When I write unit tests for APIs, I try to write tests that are as flexible and durable as possible. I try my best to avoid brittle tests that may break if some implementation in my code base should change.

Ideally, tests should not care at all about the implementation, and only care that with X input, we get Y output. Some of your endpoints may return Laravel API Resources. I've seen some developers write tests that ensure that the resource is returned compared to a given shape / array. But, we don't really care about that, do we? We may change our API Resource class, but we want our test to stay resilient.

In the example image above, we'll say we only really care that the title and content of a post is included in the API response. Other fields may change in our resource, but this test ensures that those two fields are always contained in the response.

This is best achieved by using assertJsonFragment. You may have used `assertJson()` before, but since we are interested in creating as durable tests as possible, `assertJsonFragment` ensures the tests won't fail if the shape of our returned response changes.

In our scenario, we're mainly concerned that the post title and content are returned.

Examples

For now, this is passing with assertJson().

// PostTest.php

        $this->get('/posts')->assertJson([
            'id'        =>  $post->id,
            'title'     =>  $post->title,
            'content'   =>  $post->content;
        ]);

with our API Resource looking like:

// PostResource.php

function toArray()
{
    return [
        'id'        =>  $this->id,
        'title'     =>  $this->title,
        'content'   =>  $this->content
    ];
}

But what if we add something to our resource class?

// PostResource.php

function toArray()
{
    return [
        'id'        =>  $this->id,
        'title'     =>  $this->title,
        'content'   =>  $this->content,
        'author'    =>  new UserResource($this->author)
    ];
}

Suddenly, our test above will break, because the data return does not match our assertion exactly. This is where assertJsonFragment comes in. The same test using assertJsonFragment will pass test, where our previous failed.

// PostTest.php

        $this->get('/posts')->assertJsonFragment([
            'id'        =>  $post->id,
            'title'     =>  $post->title,
            'content'   =>  $post->content;
        ]);
// 💪 passes test!

We could write a test that ensures the array returned by PostResource matches the response returned by the API, but that would test our implemintation, not our business logic.
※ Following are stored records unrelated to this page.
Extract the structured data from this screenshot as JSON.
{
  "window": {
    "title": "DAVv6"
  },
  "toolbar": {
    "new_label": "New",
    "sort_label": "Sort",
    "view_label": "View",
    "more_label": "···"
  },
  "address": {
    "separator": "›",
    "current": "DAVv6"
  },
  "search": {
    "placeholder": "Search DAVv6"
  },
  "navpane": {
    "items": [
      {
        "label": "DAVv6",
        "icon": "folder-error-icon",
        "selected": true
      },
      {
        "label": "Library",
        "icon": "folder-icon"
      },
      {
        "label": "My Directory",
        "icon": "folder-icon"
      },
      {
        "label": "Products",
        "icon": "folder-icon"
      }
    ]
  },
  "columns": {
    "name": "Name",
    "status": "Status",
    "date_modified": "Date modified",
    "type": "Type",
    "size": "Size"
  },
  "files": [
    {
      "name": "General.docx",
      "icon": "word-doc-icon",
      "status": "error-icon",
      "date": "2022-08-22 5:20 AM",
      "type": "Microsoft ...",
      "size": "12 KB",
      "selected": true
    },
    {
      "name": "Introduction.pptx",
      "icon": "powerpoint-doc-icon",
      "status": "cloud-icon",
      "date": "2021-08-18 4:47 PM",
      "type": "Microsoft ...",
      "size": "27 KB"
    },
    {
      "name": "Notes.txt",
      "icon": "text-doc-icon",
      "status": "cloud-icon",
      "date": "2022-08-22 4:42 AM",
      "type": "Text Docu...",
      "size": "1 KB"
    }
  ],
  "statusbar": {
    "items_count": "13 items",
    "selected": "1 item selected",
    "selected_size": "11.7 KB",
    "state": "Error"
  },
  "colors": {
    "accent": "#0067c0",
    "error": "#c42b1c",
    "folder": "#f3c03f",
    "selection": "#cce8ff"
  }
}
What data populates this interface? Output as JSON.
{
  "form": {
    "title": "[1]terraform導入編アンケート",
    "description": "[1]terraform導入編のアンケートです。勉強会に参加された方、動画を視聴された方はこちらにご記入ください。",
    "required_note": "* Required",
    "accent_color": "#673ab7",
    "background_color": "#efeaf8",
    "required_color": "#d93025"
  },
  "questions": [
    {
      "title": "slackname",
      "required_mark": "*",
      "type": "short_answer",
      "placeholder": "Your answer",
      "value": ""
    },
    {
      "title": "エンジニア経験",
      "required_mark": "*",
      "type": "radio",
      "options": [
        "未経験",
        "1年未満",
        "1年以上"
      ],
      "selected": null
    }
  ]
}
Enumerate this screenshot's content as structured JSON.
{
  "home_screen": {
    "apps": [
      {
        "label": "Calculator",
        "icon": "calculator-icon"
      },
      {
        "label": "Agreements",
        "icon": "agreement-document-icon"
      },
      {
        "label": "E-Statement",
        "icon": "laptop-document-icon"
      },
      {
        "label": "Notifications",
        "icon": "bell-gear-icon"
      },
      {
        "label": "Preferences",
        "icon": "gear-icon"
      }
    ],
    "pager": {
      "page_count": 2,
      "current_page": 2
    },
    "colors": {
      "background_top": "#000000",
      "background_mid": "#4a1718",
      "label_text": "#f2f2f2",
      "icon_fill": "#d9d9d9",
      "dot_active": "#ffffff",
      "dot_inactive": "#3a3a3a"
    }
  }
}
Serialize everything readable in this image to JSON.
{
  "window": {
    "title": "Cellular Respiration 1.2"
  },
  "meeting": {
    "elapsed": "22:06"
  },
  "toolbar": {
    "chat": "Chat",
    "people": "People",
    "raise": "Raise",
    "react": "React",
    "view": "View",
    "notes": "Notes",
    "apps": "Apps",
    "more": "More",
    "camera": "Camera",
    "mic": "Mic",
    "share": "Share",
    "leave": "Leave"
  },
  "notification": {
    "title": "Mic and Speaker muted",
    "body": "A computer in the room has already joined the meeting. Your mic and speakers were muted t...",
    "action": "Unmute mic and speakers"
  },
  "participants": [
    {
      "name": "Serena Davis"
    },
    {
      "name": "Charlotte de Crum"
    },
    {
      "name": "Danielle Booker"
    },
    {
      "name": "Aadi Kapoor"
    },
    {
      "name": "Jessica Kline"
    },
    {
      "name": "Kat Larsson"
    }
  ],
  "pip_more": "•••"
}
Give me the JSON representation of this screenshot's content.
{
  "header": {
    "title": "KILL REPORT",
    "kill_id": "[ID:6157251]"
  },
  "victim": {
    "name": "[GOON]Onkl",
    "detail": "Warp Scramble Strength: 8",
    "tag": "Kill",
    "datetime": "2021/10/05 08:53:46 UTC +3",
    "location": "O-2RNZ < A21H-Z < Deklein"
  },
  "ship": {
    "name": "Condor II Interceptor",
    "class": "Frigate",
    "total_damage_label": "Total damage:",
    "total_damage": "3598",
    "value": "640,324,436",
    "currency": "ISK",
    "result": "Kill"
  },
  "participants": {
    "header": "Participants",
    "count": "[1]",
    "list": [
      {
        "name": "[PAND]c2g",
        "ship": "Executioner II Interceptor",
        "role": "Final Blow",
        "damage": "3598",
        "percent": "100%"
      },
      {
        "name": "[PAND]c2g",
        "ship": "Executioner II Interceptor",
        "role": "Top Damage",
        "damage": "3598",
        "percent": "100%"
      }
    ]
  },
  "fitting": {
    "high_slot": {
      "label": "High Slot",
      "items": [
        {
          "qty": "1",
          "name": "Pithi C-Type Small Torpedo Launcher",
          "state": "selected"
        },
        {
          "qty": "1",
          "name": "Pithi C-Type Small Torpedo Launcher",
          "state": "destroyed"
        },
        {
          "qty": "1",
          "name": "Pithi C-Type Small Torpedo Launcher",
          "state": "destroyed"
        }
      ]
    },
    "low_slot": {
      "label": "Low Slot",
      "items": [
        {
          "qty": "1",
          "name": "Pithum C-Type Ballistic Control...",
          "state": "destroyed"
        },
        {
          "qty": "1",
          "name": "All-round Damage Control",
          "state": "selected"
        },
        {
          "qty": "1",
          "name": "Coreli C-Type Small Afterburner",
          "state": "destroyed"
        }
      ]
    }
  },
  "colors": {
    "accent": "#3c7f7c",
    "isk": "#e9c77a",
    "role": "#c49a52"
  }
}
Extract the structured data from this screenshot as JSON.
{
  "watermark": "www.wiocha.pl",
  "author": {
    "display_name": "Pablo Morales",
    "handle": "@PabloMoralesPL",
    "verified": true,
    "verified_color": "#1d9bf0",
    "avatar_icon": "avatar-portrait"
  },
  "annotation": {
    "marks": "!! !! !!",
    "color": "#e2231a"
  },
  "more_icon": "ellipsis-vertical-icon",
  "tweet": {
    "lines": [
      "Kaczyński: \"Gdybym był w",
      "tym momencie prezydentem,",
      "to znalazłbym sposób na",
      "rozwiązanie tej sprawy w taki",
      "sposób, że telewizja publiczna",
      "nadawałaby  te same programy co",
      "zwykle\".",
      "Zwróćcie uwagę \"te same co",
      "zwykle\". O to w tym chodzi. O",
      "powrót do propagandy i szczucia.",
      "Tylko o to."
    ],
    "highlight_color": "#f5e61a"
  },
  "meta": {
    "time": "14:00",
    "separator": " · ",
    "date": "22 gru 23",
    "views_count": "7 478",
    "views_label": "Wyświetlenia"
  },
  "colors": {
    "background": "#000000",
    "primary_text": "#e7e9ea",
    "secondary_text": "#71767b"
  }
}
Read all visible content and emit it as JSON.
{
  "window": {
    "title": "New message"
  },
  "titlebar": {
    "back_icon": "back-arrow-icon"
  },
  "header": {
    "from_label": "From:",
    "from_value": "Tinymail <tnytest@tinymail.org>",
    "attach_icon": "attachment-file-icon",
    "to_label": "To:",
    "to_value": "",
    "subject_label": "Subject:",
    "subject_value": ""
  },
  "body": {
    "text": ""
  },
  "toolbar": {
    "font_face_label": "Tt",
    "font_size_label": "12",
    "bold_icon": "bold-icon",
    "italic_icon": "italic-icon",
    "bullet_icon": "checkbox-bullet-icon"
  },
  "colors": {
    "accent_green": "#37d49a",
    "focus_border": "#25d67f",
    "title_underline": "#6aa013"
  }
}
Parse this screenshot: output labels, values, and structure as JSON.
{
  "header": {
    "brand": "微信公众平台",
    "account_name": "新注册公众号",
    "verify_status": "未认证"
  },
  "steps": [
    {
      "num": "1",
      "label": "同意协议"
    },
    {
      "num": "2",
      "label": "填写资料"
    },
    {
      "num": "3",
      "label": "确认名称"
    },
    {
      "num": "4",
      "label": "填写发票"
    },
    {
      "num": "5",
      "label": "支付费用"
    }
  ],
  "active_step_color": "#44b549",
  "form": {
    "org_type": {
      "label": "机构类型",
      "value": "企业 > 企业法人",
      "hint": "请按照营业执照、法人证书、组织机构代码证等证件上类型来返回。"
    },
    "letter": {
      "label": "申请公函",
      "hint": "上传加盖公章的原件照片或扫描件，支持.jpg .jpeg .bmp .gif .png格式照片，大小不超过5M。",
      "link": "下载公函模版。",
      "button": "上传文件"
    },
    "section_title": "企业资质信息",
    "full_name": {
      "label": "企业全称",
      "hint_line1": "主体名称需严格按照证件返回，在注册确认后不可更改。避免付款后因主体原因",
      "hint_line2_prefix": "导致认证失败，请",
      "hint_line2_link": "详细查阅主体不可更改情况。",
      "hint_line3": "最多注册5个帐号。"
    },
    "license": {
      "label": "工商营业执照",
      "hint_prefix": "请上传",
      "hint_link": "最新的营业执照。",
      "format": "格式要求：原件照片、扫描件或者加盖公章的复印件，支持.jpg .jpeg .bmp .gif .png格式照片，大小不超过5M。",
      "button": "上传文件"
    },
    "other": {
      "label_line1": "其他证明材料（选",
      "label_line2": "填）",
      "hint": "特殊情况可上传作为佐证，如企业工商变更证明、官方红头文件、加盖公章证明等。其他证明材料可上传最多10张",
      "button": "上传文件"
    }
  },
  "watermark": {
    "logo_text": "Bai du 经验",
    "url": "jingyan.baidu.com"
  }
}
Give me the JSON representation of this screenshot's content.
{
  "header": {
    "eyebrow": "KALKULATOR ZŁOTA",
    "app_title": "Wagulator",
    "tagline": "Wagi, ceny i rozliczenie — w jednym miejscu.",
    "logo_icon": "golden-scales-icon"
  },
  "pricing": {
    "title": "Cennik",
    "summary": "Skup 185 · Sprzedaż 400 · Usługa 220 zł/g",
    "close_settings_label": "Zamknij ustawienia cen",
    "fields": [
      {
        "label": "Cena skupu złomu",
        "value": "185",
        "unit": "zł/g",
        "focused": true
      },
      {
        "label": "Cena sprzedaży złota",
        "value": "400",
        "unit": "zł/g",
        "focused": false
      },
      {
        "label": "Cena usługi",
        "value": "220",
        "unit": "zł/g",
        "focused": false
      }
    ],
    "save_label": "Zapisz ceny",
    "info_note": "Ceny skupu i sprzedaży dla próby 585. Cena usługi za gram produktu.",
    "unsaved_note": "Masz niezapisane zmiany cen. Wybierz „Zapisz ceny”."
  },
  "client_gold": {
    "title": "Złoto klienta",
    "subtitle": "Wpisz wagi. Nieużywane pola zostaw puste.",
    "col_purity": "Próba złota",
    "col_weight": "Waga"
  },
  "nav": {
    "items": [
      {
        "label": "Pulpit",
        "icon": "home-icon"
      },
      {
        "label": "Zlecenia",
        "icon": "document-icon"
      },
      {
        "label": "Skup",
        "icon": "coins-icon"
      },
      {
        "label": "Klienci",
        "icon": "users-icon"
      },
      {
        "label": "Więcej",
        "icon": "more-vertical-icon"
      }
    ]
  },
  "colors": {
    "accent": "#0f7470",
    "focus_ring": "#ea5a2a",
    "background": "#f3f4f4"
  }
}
The best tests ask the best questions. If we're primarily concerned with ensuring the response contains the important data that matters, then it's best to keep our tests as relevant & focused as possible.

Happy testing!